- Directions for this task:
Omit every picture. Return all other data as it stands.

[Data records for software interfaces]
..........
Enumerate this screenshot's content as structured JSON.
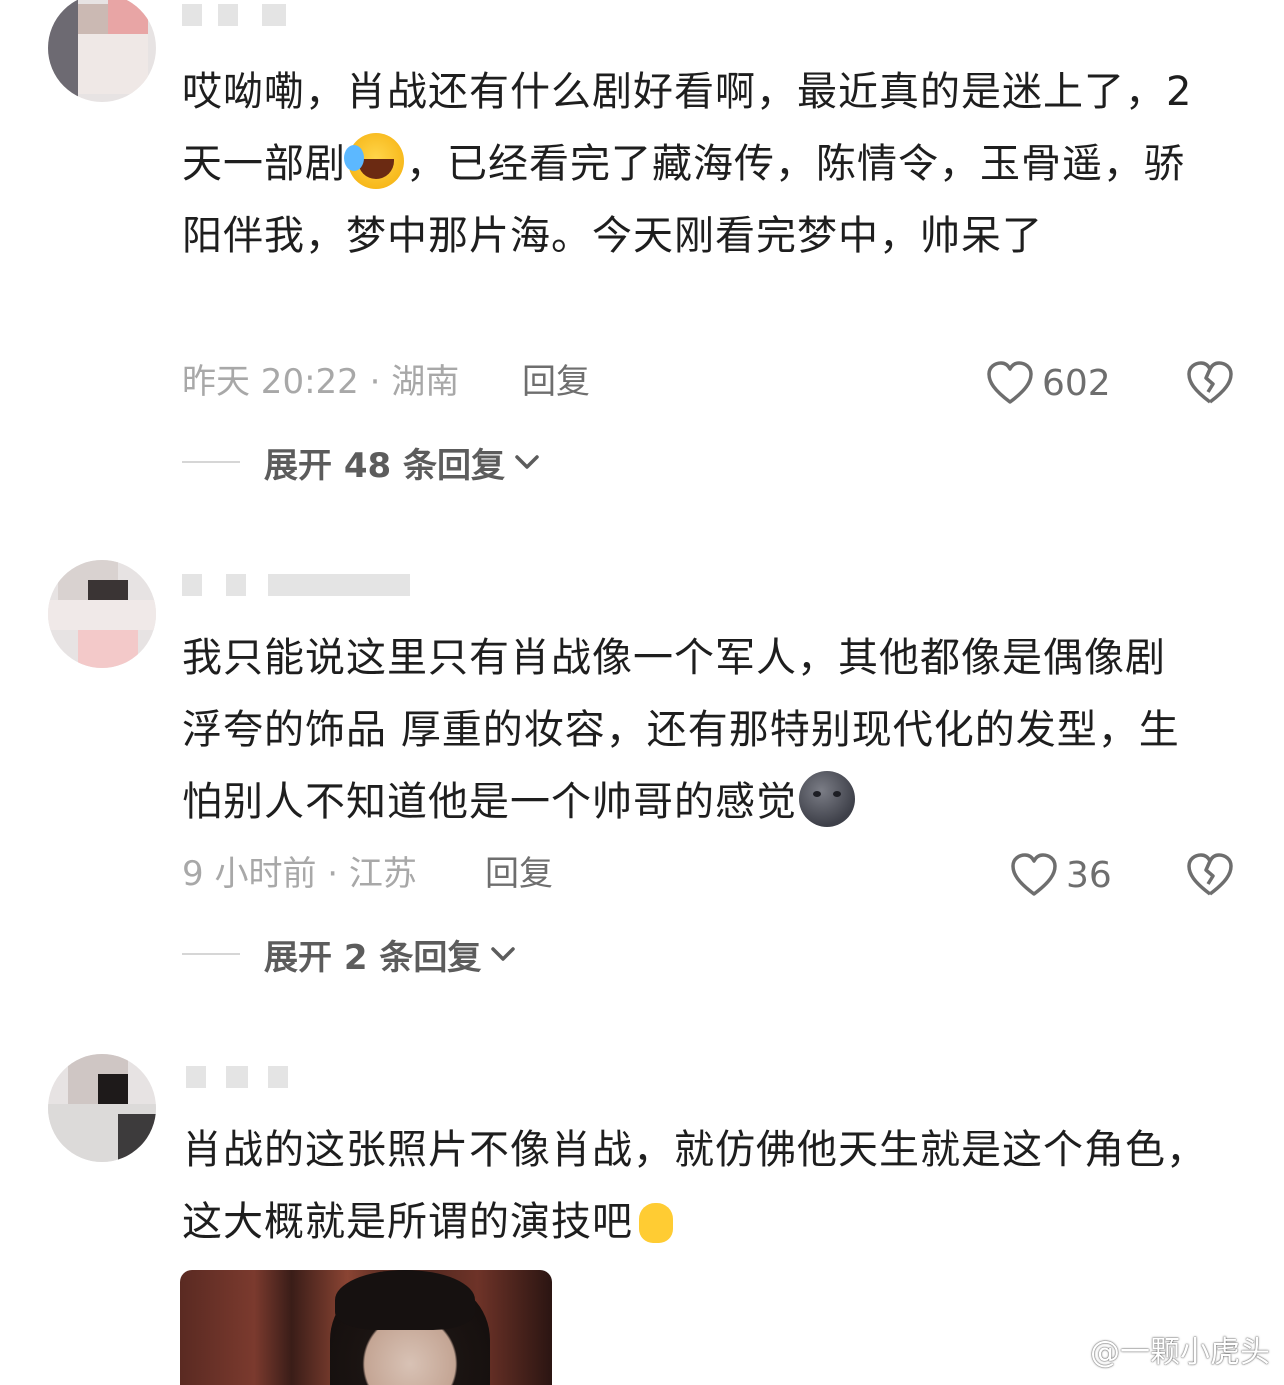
{
  "comments": [
    {
      "text_before_emoji": "哎呦嘞，肖战还有什么剧好看啊，最近真的是迷上了，2天一部剧",
      "emoji_1": "grinning-squinting-tears-emoji",
      "text_after_emoji": "，已经看完了藏海传，陈情令，玉骨遥，骄阳伴我，梦中那片海。今天刚看完梦中，帅呆了",
      "time_location": "昨天 20:22 · 湖南",
      "reply_label": "回复",
      "likes": "602",
      "expand_label": "展开 48 条回复"
    },
    {
      "text_before_emoji": "我只能说这里只有肖战像一个军人，其他都像是偶像剧 浮夸的饰品 厚重的妆容，还有那特别现代化的发型，生怕别人不知道他是一个帅哥的感觉",
      "emoji_1": "new-moon-face-emoji",
      "time_location": "9 小时前 · 江苏",
      "reply_label": "回复",
      "likes": "36",
      "expand_label": "展开 2 条回复"
    },
    {
      "text_before_emoji": "肖战的这张照片不像肖战，就仿佛他天生就是这个角色，这大概就是所谓的演技吧",
      "emoji_1": "finger-heart-emoji"
    }
  ],
  "watermark": "@一颗小虎头",
  "colors": {
    "muted": "#a8a8a8",
    "text": "#1e1e1e",
    "accent_heart": "#f0386b"
  }
}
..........
- Solved exercise:
Enumerate this screenshot's content as structured JSON.
{
  "comments": [
    {
      "text_before_emoji": "哎呦嘞，肖战还有什么剧好看啊，最近真的是迷上了，2天一部剧",
      "emoji_1": "grinning-squinting-tears-emoji",
      "text_after_emoji": "，已经看完了藏海传，陈情令，玉骨遥，骄阳伴我，梦中那片海。今天刚看完梦中，帅呆了",
      "time_location": "昨天 20:22 · 湖南",
      "reply_label": "回复",
      "likes": "602",
      "expand_label": "展开 48 条回复"
    },
    {
      "text_before_emoji": "我只能说这里只有肖战像一个军人，其他都像是偶像剧 浮夸的饰品 厚重的妆容，还有那特别现代化的发型，生怕别人不知道他是一个帅哥的感觉",
      "emoji_1": "new-moon-face-emoji",
      "time_location": "9 小时前 · 江苏",
      "reply_label": "回复",
      "likes": "36",
      "expand_label": "展开 2 条回复"
    },
    {
      "text_before_emoji": "肖战的这张照片不像肖战，就仿佛他天生就是这个角色，这大概就是所谓的演技吧",
      "emoji_1": "finger-heart-emoji"
    }
  ],
  "watermark": "@一颗小虎头",
  "colors": {
    "muted": "#a8a8a8",
    "text": "#1e1e1e",
    "accent_heart": "#f0386b"
  }
}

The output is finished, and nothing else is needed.